As I mentioned earlier, the years after WWII were the true heroic years for both Margaret and Jim as their love and sacrifices shone in the lives of their children and deeply within their communities. Jim worked two jobs much of his life thereafter to support his family and he served beyond this as a great organizer within the community.
These skills, sustained by the love he received from Margaret, enabled Jim to reach out to many with love and patience. Here in Victoria it showed itself in the work he did for the homeless and in organizing low-cost housing for many. It showed itself until the day he died in his generosity to any who asked for this help and in his endless work for refugees, both through sponsorship and provisions thereafter.
I would be remiss however if I left the impression that Dad was faultless. When our dear mother passed away, almost ten years ago, Dad seemed to become somewhat rudderless again. It was as if a light showing him the way went out. He struggled at times and was taken advantage of.
But in the end Dad was at peace and looked forward to being with Margaret in the next plane. I know this not only because he told us that he was not afraid but more than this, he told us, through our sister Rita that he was happy and loved us and would see us later.
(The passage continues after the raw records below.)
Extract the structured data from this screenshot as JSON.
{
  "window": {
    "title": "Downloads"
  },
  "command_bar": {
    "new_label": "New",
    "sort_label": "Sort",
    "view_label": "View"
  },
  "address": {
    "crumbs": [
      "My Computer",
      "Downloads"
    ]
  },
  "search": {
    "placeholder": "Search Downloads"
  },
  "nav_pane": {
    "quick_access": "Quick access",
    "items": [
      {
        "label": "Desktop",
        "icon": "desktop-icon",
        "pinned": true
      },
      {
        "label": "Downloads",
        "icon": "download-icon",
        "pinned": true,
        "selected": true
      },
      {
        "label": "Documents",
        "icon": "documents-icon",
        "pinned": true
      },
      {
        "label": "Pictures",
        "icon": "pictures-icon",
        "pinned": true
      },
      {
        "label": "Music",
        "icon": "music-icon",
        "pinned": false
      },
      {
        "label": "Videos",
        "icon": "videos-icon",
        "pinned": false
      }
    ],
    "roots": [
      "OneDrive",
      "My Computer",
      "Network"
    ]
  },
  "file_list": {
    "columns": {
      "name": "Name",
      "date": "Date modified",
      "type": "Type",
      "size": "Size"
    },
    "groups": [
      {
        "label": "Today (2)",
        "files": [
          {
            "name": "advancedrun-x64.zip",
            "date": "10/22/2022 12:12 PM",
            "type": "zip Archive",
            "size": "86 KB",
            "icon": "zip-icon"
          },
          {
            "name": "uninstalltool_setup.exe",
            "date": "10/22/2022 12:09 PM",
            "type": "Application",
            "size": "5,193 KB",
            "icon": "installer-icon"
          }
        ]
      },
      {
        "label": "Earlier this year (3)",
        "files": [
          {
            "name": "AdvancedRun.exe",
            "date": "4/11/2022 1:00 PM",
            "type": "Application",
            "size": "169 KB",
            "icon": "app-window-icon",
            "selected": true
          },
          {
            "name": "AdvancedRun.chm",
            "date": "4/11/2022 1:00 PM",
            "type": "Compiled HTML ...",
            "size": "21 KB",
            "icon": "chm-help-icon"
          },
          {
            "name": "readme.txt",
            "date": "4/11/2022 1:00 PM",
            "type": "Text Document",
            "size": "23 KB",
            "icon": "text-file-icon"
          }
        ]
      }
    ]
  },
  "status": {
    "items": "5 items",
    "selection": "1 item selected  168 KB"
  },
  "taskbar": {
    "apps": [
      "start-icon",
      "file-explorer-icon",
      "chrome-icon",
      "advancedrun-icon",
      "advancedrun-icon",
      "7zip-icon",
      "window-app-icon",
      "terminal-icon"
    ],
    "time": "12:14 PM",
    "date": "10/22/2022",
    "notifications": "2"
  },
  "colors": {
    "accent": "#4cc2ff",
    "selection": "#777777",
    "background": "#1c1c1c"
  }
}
He smiled at Rita in his last hours, winked at her, and blew her many kisses. I believe these kisses were for all of us for he loves each of us as he has proven in his life and knows he will see us at the banquet prepared for all of us that can love as he did.
And so Dad we love you and forgive you for any injuries you may have caused and we ask that you and Mom continue to love us and forgive our faults. When you were born you were crying and full of distress but all around you were smiling and full of joy. As you leave us you are smiling and all of us are left in tears.
Jim Jamieson Jr. served as a social worker in the military. He still works in the field of post traumatic stress therapy based in Ottawa.
Current issue: Vol. 31, Issue 1,2 & 3, March 23, 2017